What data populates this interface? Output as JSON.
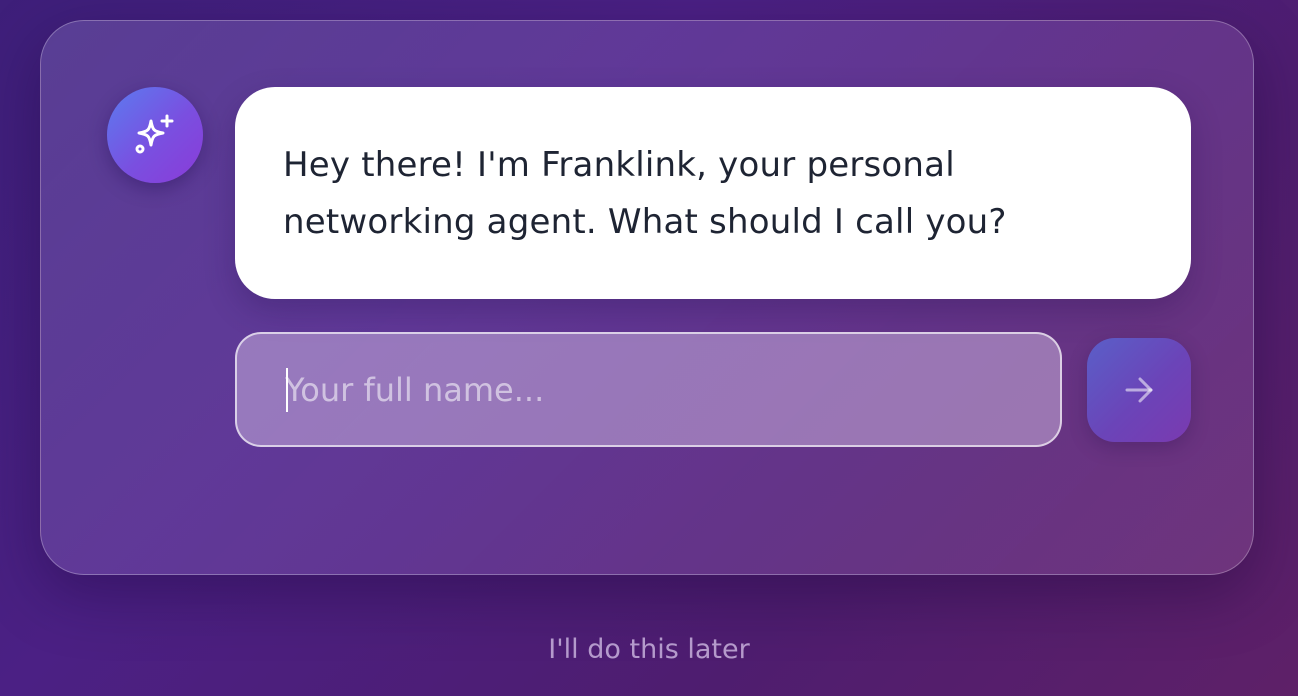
{
  "assistant": {
    "icon": "sparkles-icon",
    "message": "Hey there! I'm Franklink, your personal networking agent. What should I call you?"
  },
  "name_input": {
    "value": "",
    "placeholder": "Your full name..."
  },
  "send_button": {
    "icon": "arrow-right-icon"
  },
  "skip_link": {
    "label": "I'll do this later"
  },
  "colors": {
    "bubble_background": "#ffffff",
    "text_dark": "#1e2433",
    "avatar_gradient_start": "#5b7cf0",
    "avatar_gradient_end": "#8a3bd8",
    "send_gradient_start": "#5a5fc8",
    "send_gradient_end": "#7a3ab0"
  }
}
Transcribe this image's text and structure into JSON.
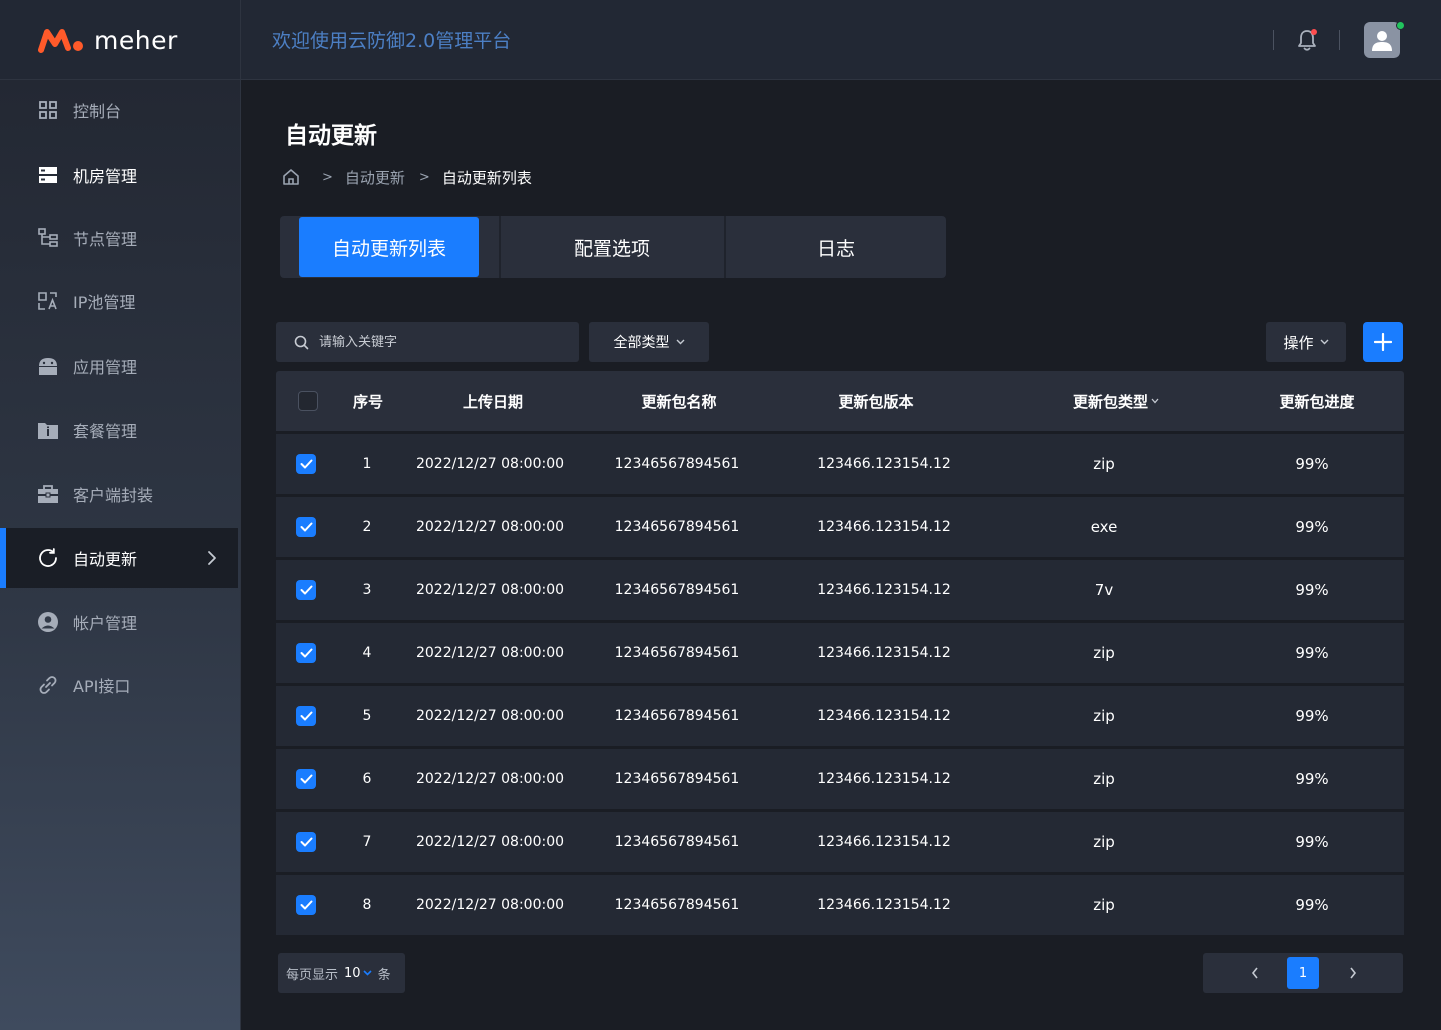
{
  "header": {
    "logo_text": "meher",
    "welcome": "欢迎使用云防御2.0管理平台"
  },
  "sidebar": {
    "items": [
      {
        "label": "控制台",
        "icon": "grid-icon"
      },
      {
        "label": "机房管理",
        "icon": "server-icon"
      },
      {
        "label": "节点管理",
        "icon": "tree-icon"
      },
      {
        "label": "IP池管理",
        "icon": "translate-icon"
      },
      {
        "label": "应用管理",
        "icon": "android-icon"
      },
      {
        "label": "套餐管理",
        "icon": "folder-info-icon"
      },
      {
        "label": "客户端封装",
        "icon": "toolbox-icon"
      },
      {
        "label": "自动更新",
        "icon": "refresh-icon"
      },
      {
        "label": "帐户管理",
        "icon": "account-icon"
      },
      {
        "label": "API接口",
        "icon": "link-icon"
      }
    ],
    "active_index": 7
  },
  "page": {
    "title": "自动更新",
    "breadcrumb": [
      "自动更新",
      "自动更新列表"
    ]
  },
  "tabs": [
    "自动更新列表",
    "配置选项",
    "日志"
  ],
  "toolbar": {
    "search_placeholder": "请输入关键字",
    "type_filter": "全部类型",
    "actions_label": "操作"
  },
  "table": {
    "headers": [
      "序号",
      "上传日期",
      "更新包名称",
      "更新包版本",
      "更新包类型",
      "更新包进度"
    ],
    "rows": [
      {
        "checked": true,
        "index": "1",
        "date": "2022/12/27 08:00:00",
        "name": "12346567894561",
        "version": "123466.123154.12",
        "type": "zip",
        "progress": "99%"
      },
      {
        "checked": true,
        "index": "2",
        "date": "2022/12/27 08:00:00",
        "name": "12346567894561",
        "version": "123466.123154.12",
        "type": "exe",
        "progress": "99%"
      },
      {
        "checked": true,
        "index": "3",
        "date": "2022/12/27 08:00:00",
        "name": "12346567894561",
        "version": "123466.123154.12",
        "type": "7v",
        "progress": "99%"
      },
      {
        "checked": true,
        "index": "4",
        "date": "2022/12/27 08:00:00",
        "name": "12346567894561",
        "version": "123466.123154.12",
        "type": "zip",
        "progress": "99%"
      },
      {
        "checked": true,
        "index": "5",
        "date": "2022/12/27 08:00:00",
        "name": "12346567894561",
        "version": "123466.123154.12",
        "type": "zip",
        "progress": "99%"
      },
      {
        "checked": true,
        "index": "6",
        "date": "2022/12/27 08:00:00",
        "name": "12346567894561",
        "version": "123466.123154.12",
        "type": "zip",
        "progress": "99%"
      },
      {
        "checked": true,
        "index": "7",
        "date": "2022/12/27 08:00:00",
        "name": "12346567894561",
        "version": "123466.123154.12",
        "type": "zip",
        "progress": "99%"
      },
      {
        "checked": true,
        "index": "8",
        "date": "2022/12/27 08:00:00",
        "name": "12346567894561",
        "version": "123466.123154.12",
        "type": "zip",
        "progress": "99%"
      }
    ]
  },
  "footer": {
    "per_page_prefix": "每页显示",
    "per_page_value": "10",
    "per_page_suffix": "条",
    "current_page": "1"
  },
  "colors": {
    "accent": "#1a7dff",
    "logo_orange": "#ff5a2a",
    "welcome_text": "#4c7fc4",
    "online_dot": "#21c45d",
    "alert_dot": "#ff4d4f"
  }
}
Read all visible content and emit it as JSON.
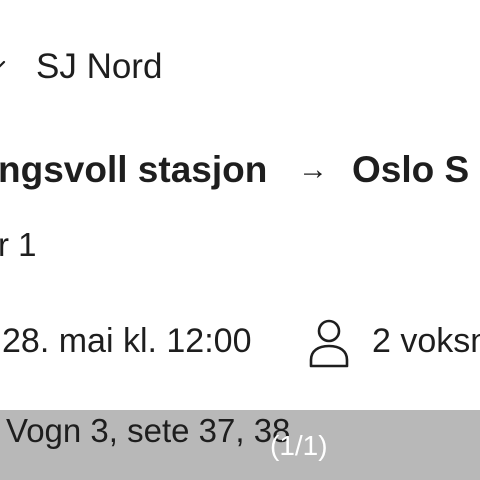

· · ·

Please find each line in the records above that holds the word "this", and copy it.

Output of the task:
What data populates this interface? Output as JSON.
    "label": "I'll do this later"
Transcribe this image's text and structure into JSON.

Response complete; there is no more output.